### Work to complete:
Report back every line of the entries that contains "value", exactly as written.

_ _ _ _ _ _ _

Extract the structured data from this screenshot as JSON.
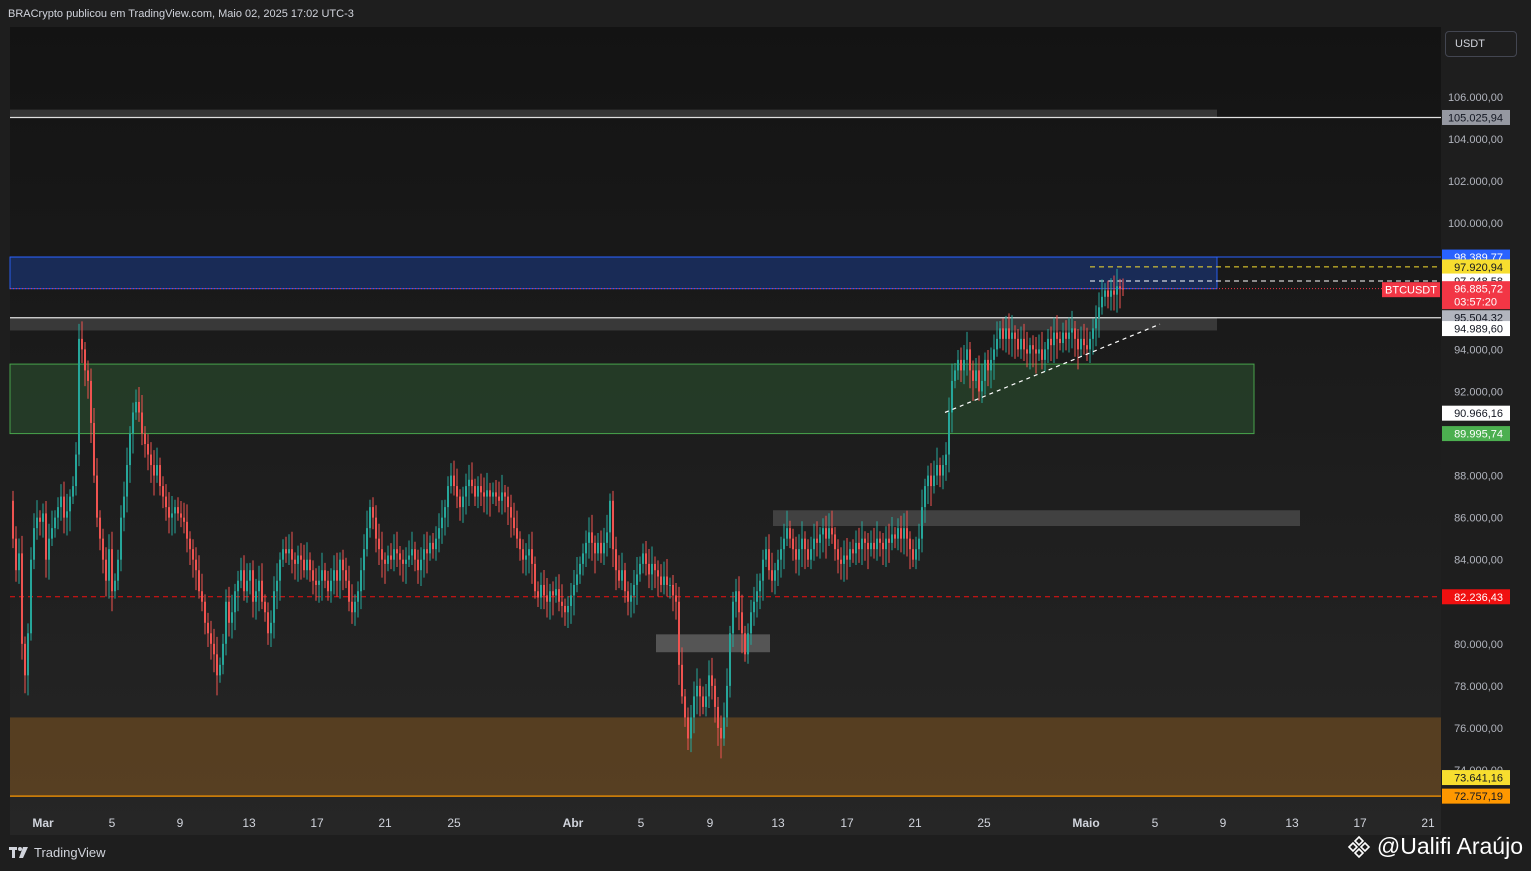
{
  "header": {
    "published_text": "BRACrypto publicou em TradingView.com, Maio 02, 2025 17:02 UTC-3"
  },
  "currency_button": "USDT",
  "footer": {
    "brand": "TradingView",
    "watermark": "@Ualifi Araújo"
  },
  "chart_data": {
    "type": "candlestick",
    "symbol": "BTCUSDT",
    "ylim": [
      72000,
      107600
    ],
    "y_ticks": [
      "106.000,00",
      "104.000,00",
      "102.000,00",
      "100.000,00",
      "94.000,00",
      "92.000,00",
      "88.000,00",
      "86.000,00",
      "84.000,00",
      "80.000,00",
      "78.000,00",
      "76.000,00",
      "74.000,00"
    ],
    "x_ticks": [
      "Mar",
      "5",
      "9",
      "13",
      "17",
      "21",
      "25",
      "Abr",
      "5",
      "9",
      "13",
      "17",
      "21",
      "25",
      "Maio",
      "5",
      "9",
      "13",
      "17",
      "21"
    ],
    "price_labels": [
      {
        "text": "105.025,94",
        "value": 105025.94,
        "bg": "#9598a1",
        "fg": "#131722"
      },
      {
        "text": "98.389,77",
        "value": 98389.77,
        "bg": "#2962ff",
        "fg": "#ffffff"
      },
      {
        "text": "97.920,94",
        "value": 97920.94,
        "bg": "#f7de2f",
        "fg": "#131722"
      },
      {
        "text": "97.248,58",
        "value": 97248.58,
        "bg": "#ffffff",
        "fg": "#131722"
      },
      {
        "text": "96.885,72",
        "value": 96885.72,
        "bg": "#f23645",
        "fg": "#ffffff"
      },
      {
        "text": "95.504,32",
        "value": 95504.32,
        "bg": "#b2b5be",
        "fg": "#131722"
      },
      {
        "text": "94.989,60",
        "value": 94989.6,
        "bg": "#ffffff",
        "fg": "#131722"
      },
      {
        "text": "90.966,16",
        "value": 90966.16,
        "bg": "#ffffff",
        "fg": "#131722"
      },
      {
        "text": "89.995,74",
        "value": 89995.74,
        "bg": "#4caf50",
        "fg": "#ffffff"
      },
      {
        "text": "82.236,43",
        "value": 82236.43,
        "bg": "#f01010",
        "fg": "#ffffff"
      },
      {
        "text": "73.641,16",
        "value": 73641.16,
        "bg": "#f7de2f",
        "fg": "#131722"
      },
      {
        "text": "72.757,19",
        "value": 72757.19,
        "bg": "#ff9800",
        "fg": "#131722"
      }
    ],
    "countdown": "03:57:20",
    "zones": [
      {
        "name": "resistance-zone",
        "from": 105400,
        "to": 105025.94,
        "color": "#3a3a3a"
      },
      {
        "name": "blue-zone",
        "from": 98389.77,
        "to": 96885.72,
        "color": "#1a2d5c"
      },
      {
        "name": "grey-zone",
        "from": 95504.32,
        "to": 94900,
        "color": "#3c3c3c"
      },
      {
        "name": "green-zone",
        "from": 93300,
        "to": 89995.74,
        "color": "#253d28"
      },
      {
        "name": "supply-zone",
        "from": 86350,
        "to": 85600,
        "color": "#444444"
      },
      {
        "name": "low-zone",
        "from": 80450,
        "to": 79600,
        "color": "#5a5a5a"
      },
      {
        "name": "brown-zone",
        "from": 76500,
        "to": 72757.19,
        "color": "#5b4122"
      }
    ],
    "series_close": [
      [
        0,
        86800
      ],
      [
        3,
        85000
      ],
      [
        6,
        83500
      ],
      [
        9,
        84300
      ],
      [
        12,
        80000
      ],
      [
        15,
        78500
      ],
      [
        18,
        80500
      ],
      [
        21,
        84000
      ],
      [
        24,
        85500
      ],
      [
        27,
        86000
      ],
      [
        30,
        85800
      ],
      [
        33,
        86200
      ],
      [
        36,
        84000
      ],
      [
        39,
        85000
      ],
      [
        42,
        85500
      ],
      [
        45,
        86000
      ],
      [
        48,
        86500
      ],
      [
        51,
        87000
      ],
      [
        54,
        86000
      ],
      [
        57,
        86300
      ],
      [
        60,
        87000
      ],
      [
        63,
        87500
      ],
      [
        66,
        89000
      ],
      [
        69,
        94500
      ],
      [
        72,
        94000
      ],
      [
        75,
        93000
      ],
      [
        78,
        92500
      ],
      [
        81,
        90500
      ],
      [
        84,
        88000
      ],
      [
        87,
        86000
      ],
      [
        90,
        85000
      ],
      [
        93,
        84000
      ],
      [
        96,
        83000
      ],
      [
        99,
        84500
      ],
      [
        102,
        82500
      ],
      [
        105,
        83000
      ],
      [
        108,
        84000
      ],
      [
        111,
        86000
      ],
      [
        114,
        87000
      ],
      [
        117,
        88500
      ],
      [
        120,
        90000
      ],
      [
        123,
        91000
      ],
      [
        126,
        91500
      ],
      [
        129,
        91000
      ],
      [
        132,
        90000
      ],
      [
        135,
        89500
      ],
      [
        138,
        89000
      ],
      [
        141,
        88500
      ],
      [
        144,
        88000
      ],
      [
        147,
        88500
      ],
      [
        150,
        87500
      ],
      [
        153,
        87000
      ],
      [
        156,
        86500
      ],
      [
        159,
        86000
      ],
      [
        162,
        86200
      ],
      [
        165,
        86500
      ],
      [
        168,
        86200
      ],
      [
        171,
        86000
      ],
      [
        174,
        85800
      ],
      [
        177,
        85000
      ],
      [
        180,
        84500
      ],
      [
        183,
        84000
      ],
      [
        186,
        83500
      ],
      [
        189,
        82500
      ],
      [
        192,
        82000
      ],
      [
        195,
        81000
      ],
      [
        198,
        80500
      ],
      [
        201,
        80000
      ],
      [
        204,
        79500
      ],
      [
        207,
        78500
      ],
      [
        210,
        79000
      ],
      [
        213,
        80000
      ],
      [
        216,
        82000
      ],
      [
        219,
        81000
      ],
      [
        222,
        81500
      ],
      [
        225,
        82500
      ],
      [
        228,
        83000
      ],
      [
        231,
        83500
      ],
      [
        234,
        82500
      ],
      [
        237,
        83000
      ],
      [
        240,
        83500
      ],
      [
        243,
        82000
      ],
      [
        246,
        82500
      ],
      [
        249,
        83000
      ],
      [
        252,
        82000
      ],
      [
        255,
        81500
      ],
      [
        258,
        80500
      ],
      [
        261,
        81000
      ],
      [
        264,
        82500
      ],
      [
        267,
        83000
      ],
      [
        270,
        84000
      ],
      [
        273,
        84500
      ],
      [
        276,
        84300
      ],
      [
        279,
        84500
      ],
      [
        282,
        84000
      ],
      [
        285,
        83800
      ],
      [
        288,
        84200
      ],
      [
        291,
        84000
      ],
      [
        294,
        83500
      ],
      [
        297,
        84000
      ],
      [
        300,
        83500
      ],
      [
        303,
        83000
      ],
      [
        306,
        82800
      ],
      [
        309,
        83000
      ],
      [
        312,
        83500
      ],
      [
        315,
        83000
      ],
      [
        318,
        82500
      ],
      [
        321,
        83000
      ],
      [
        324,
        83500
      ],
      [
        327,
        83000
      ],
      [
        330,
        84000
      ],
      [
        333,
        83500
      ],
      [
        336,
        83000
      ],
      [
        339,
        82000
      ],
      [
        342,
        81500
      ],
      [
        345,
        82000
      ],
      [
        348,
        82500
      ],
      [
        351,
        83500
      ],
      [
        354,
        84500
      ],
      [
        357,
        85500
      ],
      [
        360,
        86500
      ],
      [
        363,
        86000
      ],
      [
        366,
        85000
      ],
      [
        369,
        84500
      ],
      [
        372,
        84000
      ],
      [
        375,
        83800
      ],
      [
        378,
        84200
      ],
      [
        381,
        84000
      ],
      [
        384,
        84500
      ],
      [
        387,
        84300
      ],
      [
        390,
        84000
      ],
      [
        393,
        83800
      ],
      [
        396,
        84000
      ],
      [
        399,
        84200
      ],
      [
        402,
        84500
      ],
      [
        405,
        84000
      ],
      [
        408,
        83500
      ],
      [
        411,
        84000
      ],
      [
        414,
        84500
      ],
      [
        417,
        84300
      ],
      [
        420,
        84800
      ],
      [
        423,
        84500
      ],
      [
        426,
        85000
      ],
      [
        429,
        85500
      ],
      [
        432,
        86000
      ],
      [
        435,
        86500
      ],
      [
        438,
        87500
      ],
      [
        441,
        88000
      ],
      [
        444,
        87500
      ],
      [
        447,
        87000
      ],
      [
        450,
        86500
      ],
      [
        453,
        87000
      ],
      [
        456,
        87500
      ],
      [
        459,
        87800
      ],
      [
        462,
        87500
      ],
      [
        465,
        87000
      ],
      [
        468,
        87500
      ],
      [
        471,
        87200
      ],
      [
        474,
        87000
      ],
      [
        477,
        87300
      ],
      [
        480,
        87000
      ],
      [
        483,
        87200
      ],
      [
        486,
        87000
      ],
      [
        489,
        86800
      ],
      [
        492,
        87200
      ],
      [
        495,
        87000
      ],
      [
        498,
        86500
      ],
      [
        501,
        86000
      ],
      [
        504,
        85500
      ],
      [
        507,
        85000
      ],
      [
        510,
        84500
      ],
      [
        513,
        84000
      ],
      [
        516,
        84200
      ],
      [
        519,
        84500
      ],
      [
        522,
        83800
      ],
      [
        525,
        82500
      ],
      [
        528,
        82200
      ],
      [
        531,
        82800
      ],
      [
        534,
        82300
      ],
      [
        537,
        82000
      ],
      [
        540,
        82500
      ],
      [
        543,
        82300
      ],
      [
        546,
        82600
      ],
      [
        549,
        82000
      ],
      [
        552,
        81800
      ],
      [
        555,
        81500
      ],
      [
        558,
        81800
      ],
      [
        561,
        82300
      ],
      [
        564,
        82800
      ],
      [
        567,
        83300
      ],
      [
        570,
        83800
      ],
      [
        573,
        84300
      ],
      [
        576,
        84800
      ],
      [
        579,
        85300
      ],
      [
        582,
        84800
      ],
      [
        585,
        84300
      ],
      [
        588,
        84800
      ],
      [
        591,
        84300
      ],
      [
        594,
        84800
      ],
      [
        597,
        85300
      ],
      [
        600,
        86800
      ],
      [
        603,
        84500
      ],
      [
        606,
        83500
      ],
      [
        609,
        83000
      ],
      [
        612,
        83500
      ],
      [
        615,
        82500
      ],
      [
        618,
        82000
      ],
      [
        621,
        82300
      ],
      [
        624,
        82800
      ],
      [
        627,
        83300
      ],
      [
        630,
        83800
      ],
      [
        633,
        84300
      ],
      [
        636,
        83800
      ],
      [
        639,
        83300
      ],
      [
        642,
        83800
      ],
      [
        645,
        83500
      ],
      [
        648,
        83200
      ],
      [
        651,
        82800
      ],
      [
        654,
        83200
      ],
      [
        657,
        82800
      ],
      [
        660,
        82800
      ],
      [
        663,
        82300
      ],
      [
        666,
        82000
      ],
      [
        669,
        79000
      ],
      [
        672,
        77500
      ],
      [
        675,
        76500
      ],
      [
        678,
        75500
      ],
      [
        681,
        76500
      ],
      [
        684,
        77500
      ],
      [
        687,
        78000
      ],
      [
        690,
        77500
      ],
      [
        693,
        77000
      ],
      [
        696,
        77500
      ],
      [
        699,
        78500
      ],
      [
        702,
        78000
      ],
      [
        705,
        77000
      ],
      [
        708,
        76000
      ],
      [
        711,
        75500
      ],
      [
        714,
        76500
      ],
      [
        717,
        78000
      ],
      [
        720,
        80500
      ],
      [
        723,
        82000
      ],
      [
        726,
        82500
      ],
      [
        729,
        81500
      ],
      [
        732,
        80500
      ],
      [
        735,
        79500
      ],
      [
        738,
        80500
      ],
      [
        741,
        81500
      ],
      [
        744,
        82000
      ],
      [
        747,
        82500
      ],
      [
        750,
        83000
      ],
      [
        753,
        84000
      ],
      [
        756,
        84500
      ],
      [
        759,
        83500
      ],
      [
        762,
        83000
      ],
      [
        765,
        83500
      ],
      [
        768,
        84000
      ],
      [
        771,
        84500
      ],
      [
        774,
        85000
      ],
      [
        777,
        85500
      ],
      [
        780,
        85000
      ],
      [
        783,
        84500
      ],
      [
        786,
        84000
      ],
      [
        789,
        84500
      ],
      [
        792,
        85000
      ],
      [
        795,
        84500
      ],
      [
        798,
        84000
      ],
      [
        801,
        84500
      ],
      [
        804,
        85000
      ],
      [
        807,
        84800
      ],
      [
        810,
        85200
      ],
      [
        813,
        85500
      ],
      [
        816,
        85000
      ],
      [
        819,
        85500
      ],
      [
        822,
        85200
      ],
      [
        825,
        84500
      ],
      [
        828,
        84000
      ],
      [
        831,
        83800
      ],
      [
        834,
        84200
      ],
      [
        837,
        84000
      ],
      [
        840,
        84500
      ],
      [
        843,
        84300
      ],
      [
        846,
        84800
      ],
      [
        849,
        84500
      ],
      [
        852,
        85000
      ],
      [
        855,
        84800
      ],
      [
        858,
        84500
      ],
      [
        861,
        84800
      ],
      [
        864,
        84500
      ],
      [
        867,
        85000
      ],
      [
        870,
        84800
      ],
      [
        873,
        84500
      ],
      [
        876,
        85000
      ],
      [
        879,
        84800
      ],
      [
        882,
        85200
      ],
      [
        885,
        85000
      ],
      [
        888,
        85500
      ],
      [
        891,
        85000
      ],
      [
        894,
        85500
      ],
      [
        897,
        85000
      ],
      [
        900,
        84500
      ],
      [
        903,
        84000
      ],
      [
        906,
        84500
      ],
      [
        909,
        85000
      ],
      [
        912,
        86500
      ],
      [
        915,
        87500
      ],
      [
        918,
        88000
      ],
      [
        921,
        87500
      ],
      [
        924,
        88000
      ],
      [
        927,
        88500
      ],
      [
        930,
        88000
      ],
      [
        933,
        88500
      ],
      [
        936,
        89000
      ],
      [
        939,
        91000
      ],
      [
        942,
        92500
      ],
      [
        945,
        93000
      ],
      [
        948,
        93500
      ],
      [
        951,
        93000
      ],
      [
        954,
        93500
      ],
      [
        957,
        94000
      ],
      [
        960,
        93000
      ],
      [
        963,
        92500
      ],
      [
        966,
        93000
      ],
      [
        969,
        92000
      ],
      [
        972,
        92500
      ],
      [
        975,
        93500
      ],
      [
        978,
        93000
      ],
      [
        981,
        93500
      ],
      [
        984,
        94000
      ],
      [
        987,
        94500
      ],
      [
        990,
        95000
      ],
      [
        993,
        94500
      ],
      [
        996,
        95000
      ],
      [
        999,
        94500
      ],
      [
        1002,
        94800
      ],
      [
        1005,
        94500
      ],
      [
        1008,
        94000
      ],
      [
        1011,
        94500
      ],
      [
        1014,
        94000
      ],
      [
        1017,
        93800
      ],
      [
        1020,
        94200
      ],
      [
        1023,
        94000
      ],
      [
        1026,
        93800
      ],
      [
        1029,
        94000
      ],
      [
        1032,
        93500
      ],
      [
        1035,
        94000
      ],
      [
        1038,
        94500
      ],
      [
        1041,
        94200
      ],
      [
        1044,
        94800
      ],
      [
        1047,
        94500
      ],
      [
        1050,
        94300
      ],
      [
        1053,
        94800
      ],
      [
        1056,
        94500
      ],
      [
        1059,
        94800
      ],
      [
        1062,
        95000
      ],
      [
        1065,
        94500
      ],
      [
        1068,
        94000
      ],
      [
        1071,
        94500
      ],
      [
        1074,
        94200
      ],
      [
        1077,
        94000
      ],
      [
        1080,
        94500
      ],
      [
        1083,
        95000
      ],
      [
        1086,
        95500
      ],
      [
        1089,
        96000
      ],
      [
        1092,
        96500
      ],
      [
        1095,
        96800
      ],
      [
        1098,
        96500
      ],
      [
        1101,
        96800
      ],
      [
        1104,
        96600
      ],
      [
        1107,
        97000
      ],
      [
        1110,
        96900
      ],
      [
        1113,
        96885.72
      ]
    ],
    "projected_lines": [
      {
        "name": "trend-line",
        "from": [
          935,
          91000
        ],
        "to": [
          1150,
          95200
        ],
        "color": "#ffffff",
        "dash": "4,4"
      }
    ]
  }
}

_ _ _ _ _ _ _

### Response box:
        "value": 105025.94,
        "value": 98389.77,
        "value": 97920.94,
        "value": 97248.58,
        "value": 96885.72,
        "value": 95504.32,
        "value": 94989.6,
        "value": 90966.16,
        "value": 89995.74,
        "value": 82236.43,
        "value": 73641.16,
        "value": 72757.19,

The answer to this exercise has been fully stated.